I’ve been having lots of conversations this year about the Left, radical imagination, and belief, but Experiments in Imagining Otherwise articulates it all in ways that go beautifully above and beyond my overblown pint chat. Through prose, poetry, lists and trial and error, Olufemi gently coaxes and pushes against comfort zones and the things we have accepted as true. Questioning narratives and linear histories, she posits that we can dream and imagine and build beyond what we perceive as the present – that we should realise that the future (and past!) is present. It’s complex but not overly dense, and I devoured it in three sittings. I felt my brain spark and spin with possibility and confrontation of pre-learned limitations while I read. I don’t really read that much non-fiction, but I reckon I’ll be revisiting this after processing: not least because in all its bright, rich generosity, it reminds me that our reality is all a fiction that we co-author in the first place.

Tara Joshi, Music Editor

Earthlings, Sayaka Murata

I walked past the cover of this book in a book shop and thought: “I have to get it because it’s got a cute little hamster on the front.” Little did I know the bizarre and overwhelming story I was going to be reading. Earthlings is a coming-of-age story of a young girl named Natsuki and her cousin, Yuu, who process and explain their sense of alienation from their families by internalising the belief that they are both actually from another planet. I’m very surprised that this is what I am putting forward because the ending is wild. But I think it’s for that very reason you have to read this. It covers themes of aliens, romance, asexuality, incest and cultural pressures. I think when everything feels very serious, it’s nice to live so out of our bodily experiences. 

Bijal Shah, Creative Producer

Open Water, Caleb Azumah Nelson 

In an attempt to read more fiction this year and after many recommendations from friends, I finally got round to reading the award-winning Open Water and it didn’t disappoint. The beautifully poetic and intimate words effortlessly flow across the pages to tell the love story of a dancer and photographer from southeast London. It was an emotional couple of days being immersed in the ups and downs of a couple very much in awe of each other. The text reflects on both personal and societal issues weighing down on the couple’s attempts to be with each other. Caleb writes so eloquently and rhythmically on love and loss, freedom and liability, delving into themes of racial trauma, masculinity, mental health and much more.
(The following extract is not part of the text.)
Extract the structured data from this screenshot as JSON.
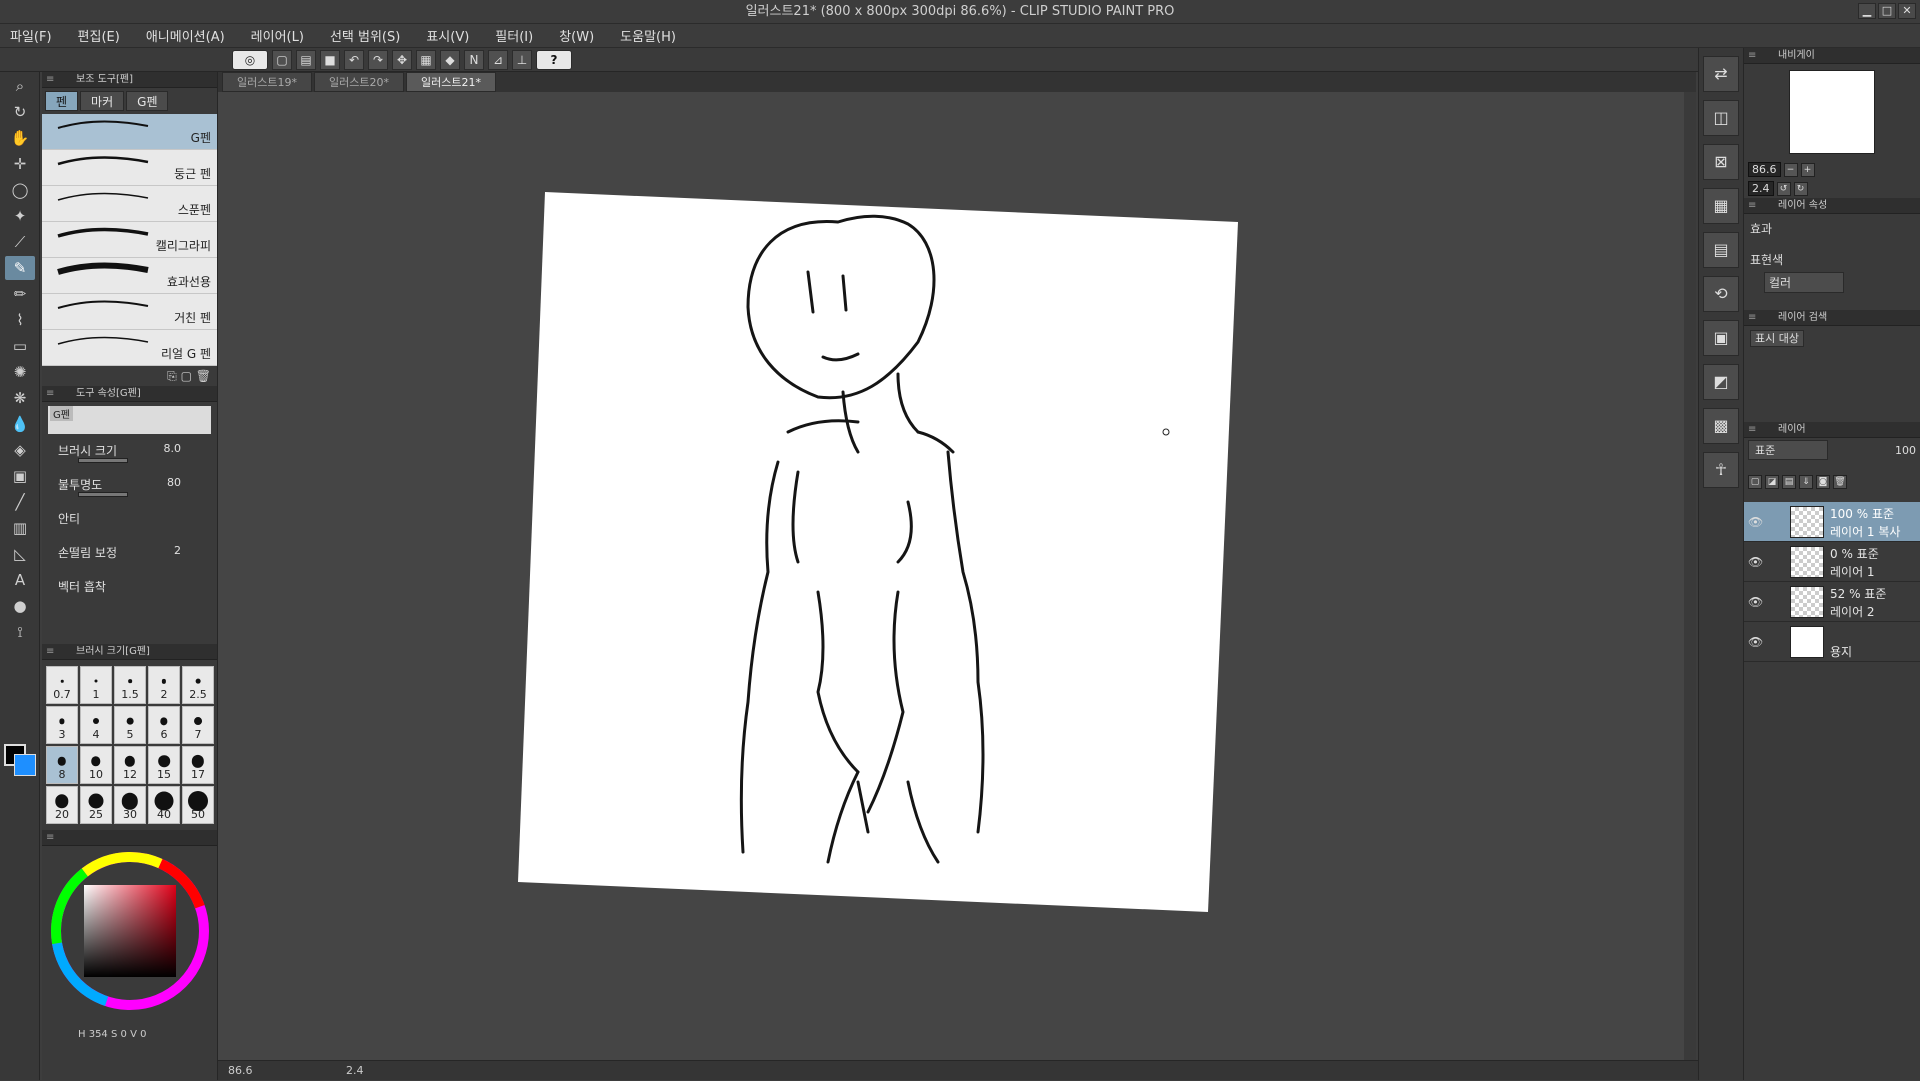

A beautiful, intimate read that fills your heart with all the emotions in between.  

Yasmin Rai, Memberships Manager 

Witchbody, Sabrina Scott

I’ve been reading up a lot about magic and witchcraft (sorry mum) and I’ve found this space fascinating as a prism to understand different cultures, history and philosophy. Witchbody is a graphic novel that combines magic theory and philosophy and asks the central question – what can it mean to be a witch in the city today? As a pantheist, I’m always open to exploring different ways in which communities access spirituality and conceptualise their sense of God. It has an absolutely stunning cover and it’s genuinely fascinating to flip through, even if you aren’t interested in witchcraft necessarily. The foreword by Timothy Morton is genuinely magical in how authentic it is, even though they’re contending with such an abstract far-reaching sprawling topic, they find a way to articulate this space in a way that’s contemporary and accessible to anybody! I’m already treating it like another bible to add to my collection and looking forward to finishing it. 

Obsidian Adebayo, Head of Commercial